→ What is required: For this task, output every entry below exactly and omit the pictures.

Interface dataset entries
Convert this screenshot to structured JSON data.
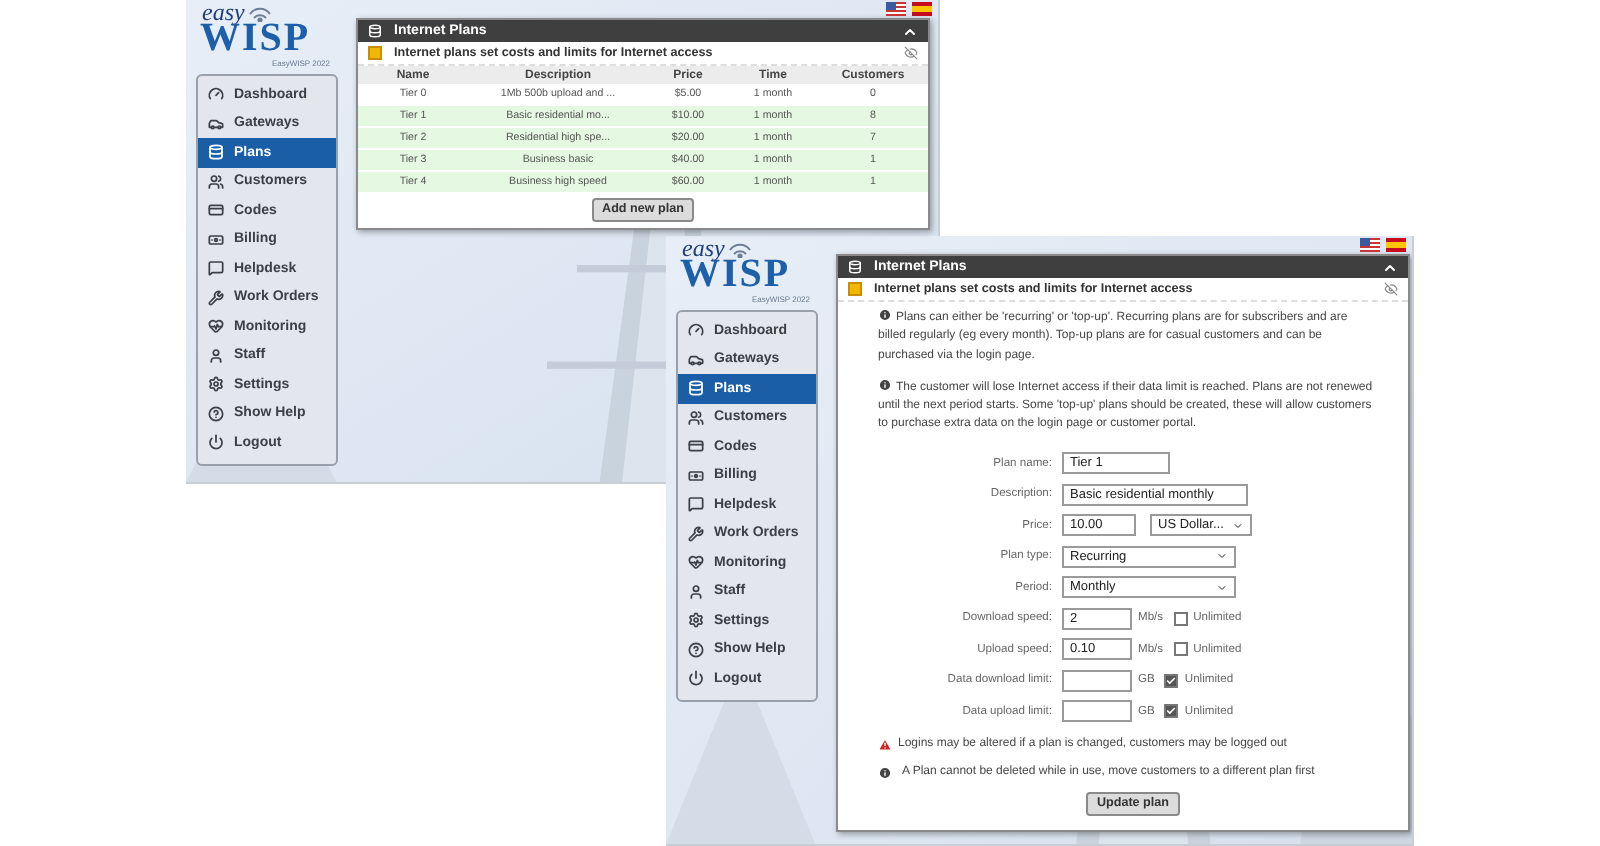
{
  "screens": [
    {
      "logo": {
        "script": "easy",
        "name": "WISP",
        "caption": "EasyWISP 2022"
      },
      "nav": [
        {
          "label": "Dashboard",
          "selected": false
        },
        {
          "label": "Gateways",
          "selected": false
        },
        {
          "label": "Plans",
          "selected": true
        },
        {
          "label": "Customers",
          "selected": false
        },
        {
          "label": "Codes",
          "selected": false
        },
        {
          "label": "Billing",
          "selected": false
        },
        {
          "label": "Helpdesk",
          "selected": false
        },
        {
          "label": "Work Orders",
          "selected": false
        },
        {
          "label": "Monitoring",
          "selected": false
        },
        {
          "label": "Staff",
          "selected": false
        },
        {
          "label": "Settings",
          "selected": false
        },
        {
          "label": "Show Help",
          "selected": false
        },
        {
          "label": "Logout",
          "selected": false
        }
      ],
      "panel": {
        "kind": "table",
        "title": "Internet Plans",
        "subtitle": "Internet plans set costs and limits for Internet access",
        "columns": [
          "Name",
          "Description",
          "Price",
          "Time",
          "Customers"
        ],
        "rows": [
          {
            "cells": [
              "Tier 0",
              "1Mb 500b upload and ...",
              "$5.00",
              "1 month",
              "0"
            ],
            "highlighted": false
          },
          {
            "cells": [
              "Tier 1",
              "Basic residential mo...",
              "$10.00",
              "1 month",
              "8"
            ],
            "highlighted": true
          },
          {
            "cells": [
              "Tier 2",
              "Residential high spe...",
              "$20.00",
              "1 month",
              "7"
            ],
            "highlighted": true
          },
          {
            "cells": [
              "Tier 3",
              "Business basic",
              "$40.00",
              "1 month",
              "1"
            ],
            "highlighted": true
          },
          {
            "cells": [
              "Tier 4",
              "Business high speed",
              "$60.00",
              "1 month",
              "1"
            ],
            "highlighted": true
          }
        ],
        "button": "Add new plan"
      }
    },
    {
      "logo": {
        "script": "easy",
        "name": "WISP",
        "caption": "EasyWISP 2022"
      },
      "nav": [
        {
          "label": "Dashboard",
          "selected": false
        },
        {
          "label": "Gateways",
          "selected": false
        },
        {
          "label": "Plans",
          "selected": true
        },
        {
          "label": "Customers",
          "selected": false
        },
        {
          "label": "Codes",
          "selected": false
        },
        {
          "label": "Billing",
          "selected": false
        },
        {
          "label": "Helpdesk",
          "selected": false
        },
        {
          "label": "Work Orders",
          "selected": false
        },
        {
          "label": "Monitoring",
          "selected": false
        },
        {
          "label": "Staff",
          "selected": false
        },
        {
          "label": "Settings",
          "selected": false
        },
        {
          "label": "Show Help",
          "selected": false
        },
        {
          "label": "Logout",
          "selected": false
        }
      ],
      "panel": {
        "kind": "form",
        "title": "Internet Plans",
        "subtitle": "Internet plans set costs and limits for Internet access",
        "intro_notes": [
          {
            "kind": "info",
            "text": "Plans can either be 'recurring' or 'top-up'. Recurring plans are for subscribers and are billed regularly (eg every month). Top-up plans are for casual customers and can be purchased via the login page."
          },
          {
            "kind": "info",
            "text": "The customer will lose Internet access if their data limit is reached. Plans are not renewed until the next period starts. Some 'top-up' plans should be created, these will allow customers to purchase extra data on the login page or customer portal."
          }
        ],
        "fields": [
          {
            "label": "Plan name:",
            "kind": "text",
            "value": "Tier 1"
          },
          {
            "label": "Description:",
            "kind": "text",
            "value": "Basic residential monthly"
          },
          {
            "label": "Price:",
            "kind": "price",
            "value": "10.00",
            "currency": "US Dollar..."
          },
          {
            "label": "Plan type:",
            "kind": "select",
            "value": "Recurring"
          },
          {
            "label": "Period:",
            "kind": "select",
            "value": "Monthly"
          },
          {
            "label": "Download speed:",
            "kind": "limit",
            "value": "2",
            "unit": "Mb/s",
            "option": "Unlimited",
            "checked": false
          },
          {
            "label": "Upload speed:",
            "kind": "limit",
            "value": "0.10",
            "unit": "Mb/s",
            "option": "Unlimited",
            "checked": false
          },
          {
            "label": "Data download limit:",
            "kind": "limit",
            "unit": "GB",
            "option": "Unlimited",
            "checked": true
          },
          {
            "label": "Data upload limit:",
            "kind": "limit",
            "unit": "GB",
            "option": "Unlimited",
            "checked": true
          }
        ],
        "footer_notes": [
          {
            "kind": "warning",
            "text": "Logins may be altered if a plan is changed, customers may be logged out"
          },
          {
            "kind": "info",
            "text": "A Plan cannot be deleted while in use, move customers to a different plan first"
          }
        ],
        "button": "Update plan"
      }
    }
  ]
}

→ Result for this task:
Convert this screenshot to structured JSON data.
{
  "screens": [
    {
      "logo": {
        "script": "easy",
        "name": "WISP",
        "caption": "EasyWISP 2022"
      },
      "nav": [
        {
          "label": "Dashboard",
          "selected": false
        },
        {
          "label": "Gateways",
          "selected": false
        },
        {
          "label": "Plans",
          "selected": true
        },
        {
          "label": "Customers",
          "selected": false
        },
        {
          "label": "Codes",
          "selected": false
        },
        {
          "label": "Billing",
          "selected": false
        },
        {
          "label": "Helpdesk",
          "selected": false
        },
        {
          "label": "Work Orders",
          "selected": false
        },
        {
          "label": "Monitoring",
          "selected": false
        },
        {
          "label": "Staff",
          "selected": false
        },
        {
          "label": "Settings",
          "selected": false
        },
        {
          "label": "Show Help",
          "selected": false
        },
        {
          "label": "Logout",
          "selected": false
        }
      ],
      "panel": {
        "kind": "table",
        "title": "Internet Plans",
        "subtitle": "Internet plans set costs and limits for Internet access",
        "columns": [
          "Name",
          "Description",
          "Price",
          "Time",
          "Customers"
        ],
        "rows": [
          {
            "cells": [
              "Tier 0",
              "1Mb 500b upload and ...",
              "$5.00",
              "1 month",
              "0"
            ],
            "highlighted": false
          },
          {
            "cells": [
              "Tier 1",
              "Basic residential mo...",
              "$10.00",
              "1 month",
              "8"
            ],
            "highlighted": true
          },
          {
            "cells": [
              "Tier 2",
              "Residential high spe...",
              "$20.00",
              "1 month",
              "7"
            ],
            "highlighted": true
          },
          {
            "cells": [
              "Tier 3",
              "Business basic",
              "$40.00",
              "1 month",
              "1"
            ],
            "highlighted": true
          },
          {
            "cells": [
              "Tier 4",
              "Business high speed",
              "$60.00",
              "1 month",
              "1"
            ],
            "highlighted": true
          }
        ],
        "button": "Add new plan"
      }
    },
    {
      "logo": {
        "script": "easy",
        "name": "WISP",
        "caption": "EasyWISP 2022"
      },
      "nav": [
        {
          "label": "Dashboard",
          "selected": false
        },
        {
          "label": "Gateways",
          "selected": false
        },
        {
          "label": "Plans",
          "selected": true
        },
        {
          "label": "Customers",
          "selected": false
        },
        {
          "label": "Codes",
          "selected": false
        },
        {
          "label": "Billing",
          "selected": false
        },
        {
          "label": "Helpdesk",
          "selected": false
        },
        {
          "label": "Work Orders",
          "selected": false
        },
        {
          "label": "Monitoring",
          "selected": false
        },
        {
          "label": "Staff",
          "selected": false
        },
        {
          "label": "Settings",
          "selected": false
        },
        {
          "label": "Show Help",
          "selected": false
        },
        {
          "label": "Logout",
          "selected": false
        }
      ],
      "panel": {
        "kind": "form",
        "title": "Internet Plans",
        "subtitle": "Internet plans set costs and limits for Internet access",
        "intro_notes": [
          {
            "kind": "info",
            "text": "Plans can either be 'recurring' or 'top-up'. Recurring plans are for subscribers and are billed regularly (eg every month). Top-up plans are for casual customers and can be purchased via the login page."
          },
          {
            "kind": "info",
            "text": "The customer will lose Internet access if their data limit is reached. Plans are not renewed until the next period starts. Some 'top-up' plans should be created, these will allow customers to purchase extra data on the login page or customer portal."
          }
        ],
        "fields": [
          {
            "label": "Plan name:",
            "kind": "text",
            "value": "Tier 1"
          },
          {
            "label": "Description:",
            "kind": "text",
            "value": "Basic residential monthly"
          },
          {
            "label": "Price:",
            "kind": "price",
            "value": "10.00",
            "currency": "US Dollar..."
          },
          {
            "label": "Plan type:",
            "kind": "select",
            "value": "Recurring"
          },
          {
            "label": "Period:",
            "kind": "select",
            "value": "Monthly"
          },
          {
            "label": "Download speed:",
            "kind": "limit",
            "value": "2",
            "unit": "Mb/s",
            "option": "Unlimited",
            "checked": false
          },
          {
            "label": "Upload speed:",
            "kind": "limit",
            "value": "0.10",
            "unit": "Mb/s",
            "option": "Unlimited",
            "checked": false
          },
          {
            "label": "Data download limit:",
            "kind": "limit",
            "unit": "GB",
            "option": "Unlimited",
            "checked": true
          },
          {
            "label": "Data upload limit:",
            "kind": "limit",
            "unit": "GB",
            "option": "Unlimited",
            "checked": true
          }
        ],
        "footer_notes": [
          {
            "kind": "warning",
            "text": "Logins may be altered if a plan is changed, customers may be logged out"
          },
          {
            "kind": "info",
            "text": "A Plan cannot be deleted while in use, move customers to a different plan first"
          }
        ],
        "button": "Update plan"
      }
    }
  ]
}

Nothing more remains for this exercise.